We would like to set up a jobs database, would like to optimise our search engine, and let me share our biggest dream here also: We would like to set up a database with every scientific article on malaria that was ever published, since Ross' discovery in Secunderabad on 20 August 1897. Imagine if all the articles, books, reports, and grey papers that were ever published on malaria would be available in our database - a database that could be mined by 85% of the global malaria communtiy! Hard work? Definitely. Impossible? Not at all: we can do this.
We would also like to set up 'organisation pages', where individual organisation, profit or non-profit, can describe what they do regarding malaria, who the people are that work there, what opportunities they have and are looking for, and how you can interact with them. Imagine this.
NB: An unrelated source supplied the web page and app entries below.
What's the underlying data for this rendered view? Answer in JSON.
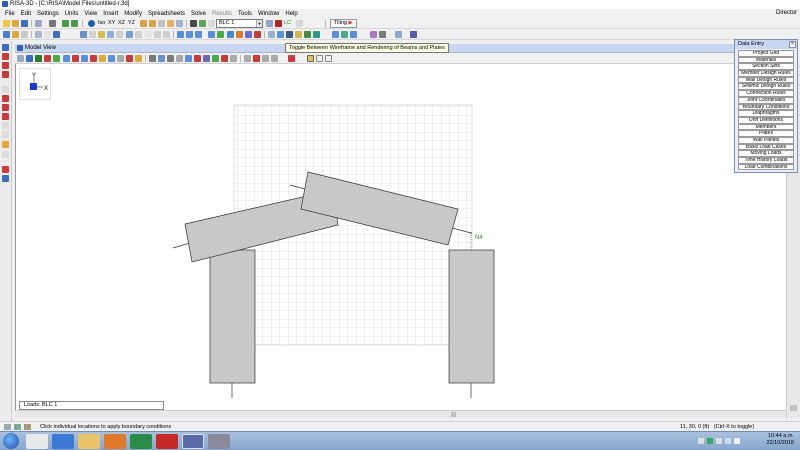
{
  "window": {
    "title": "RISA-3D - [C:\\RISA\\Model Files\\untitled-r.3d]",
    "right_label": "Director"
  },
  "menu": [
    "File",
    "Edit",
    "Settings",
    "Units",
    "View",
    "Insert",
    "Modify",
    "Spreadsheets",
    "Solve",
    "Results",
    "Tools",
    "Window",
    "Help"
  ],
  "menu_disabled": [
    "Results"
  ],
  "toolbar": {
    "tiling_label": "Tiling",
    "view_labels": [
      "Iso",
      "XY",
      "XZ",
      "YZ"
    ],
    "lc_combo": "BLC 1",
    "lc_label": "LC"
  },
  "model_view": {
    "title": "Model View",
    "tooltip": "Toggle Between Wireframe and Rendering of Beams and Plates",
    "axis_y": "Y",
    "axis_x": "X",
    "node_label": "N4",
    "loads_label": "Loads: BLC 1"
  },
  "data_entry": {
    "title": "Data Entry",
    "items": [
      "Project Grid",
      "Materials",
      "Section Sets",
      "Member Design Rules",
      "Wall Design Rules",
      "Seismic Design Rules",
      "Connection Rules",
      "Joint Coordinates",
      "Boundary Conditions",
      "Diaphragms",
      "Drift Definitions",
      "Members",
      "Plates",
      "Wall Panels",
      "Basic Load Cases",
      "Moving Loads",
      "Time History Loads",
      "Load Combinations"
    ]
  },
  "status": {
    "message": "Click individual locations to apply boundary conditions",
    "coords": "11, 30, 0 (ft)",
    "toggle_hint": "(Ctrl-X to toggle)"
  },
  "taskbar": {
    "time": "10:44 a.m.",
    "date": "22/10/2018"
  },
  "colors": {
    "titlebar": "#c8d7ef",
    "member_fill": "#c8c8c8",
    "grid": "#c9c9c9",
    "node": "#2e8b2e"
  }
}
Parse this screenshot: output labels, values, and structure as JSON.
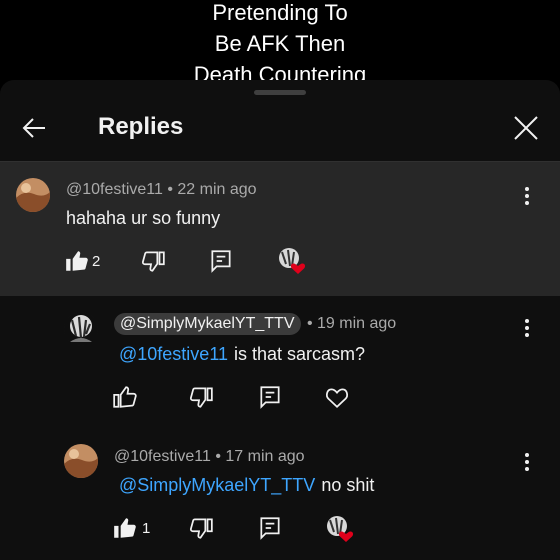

But here's the but. This all requires funding. Not huge amounts but still. The problem we face is simple. These days funding mostly goes to large consortia; groups working together, often from several countries. Our problem is that we are a small team (which nevertheless serves the whole world, well, most of it) and that funding mechanisms for the kind of service we provide just aren't around.
We can tell donors that we have more than 3500 unique visitors every week. We can show them the platform and the very positive feedback we receive from all corners of the world (most often from remote places). We can show them the MalariaWorld Journal and how this is growing. We can show them the contributions of columnists, some of which have had a really big impact, and so on.
In order to move forward and do what we believe will make the platform even better, we need funding. We have explored the option of letting you all pay a small amount, but risk losing those that simply can't afford this or don't have the means even to transfer money. Those are precisely the people we set up the platform for in the first place and we can and will not let them down!
Enough about our funding issues, it's time to celebrate! Thank you, thank you all for being such loyal subscribers that use our platform weekly. Thank you for your contributions, blogs, comments, and interactions with other subscribers. This is what we feel is necessary and why we exist - to see information sharing as important as the research itself.
Remember: You are what you know.
I don't know where we will be five years from now. Hopefully we will have enough funding by then to organise a get-together somewhere and celebrate face-to-face!
On behalf of the entire MalariaWorld team we wish you a nice and pleasant end of 2014 and a productive, healthy, prosperous, and above all a malaria-free 2015!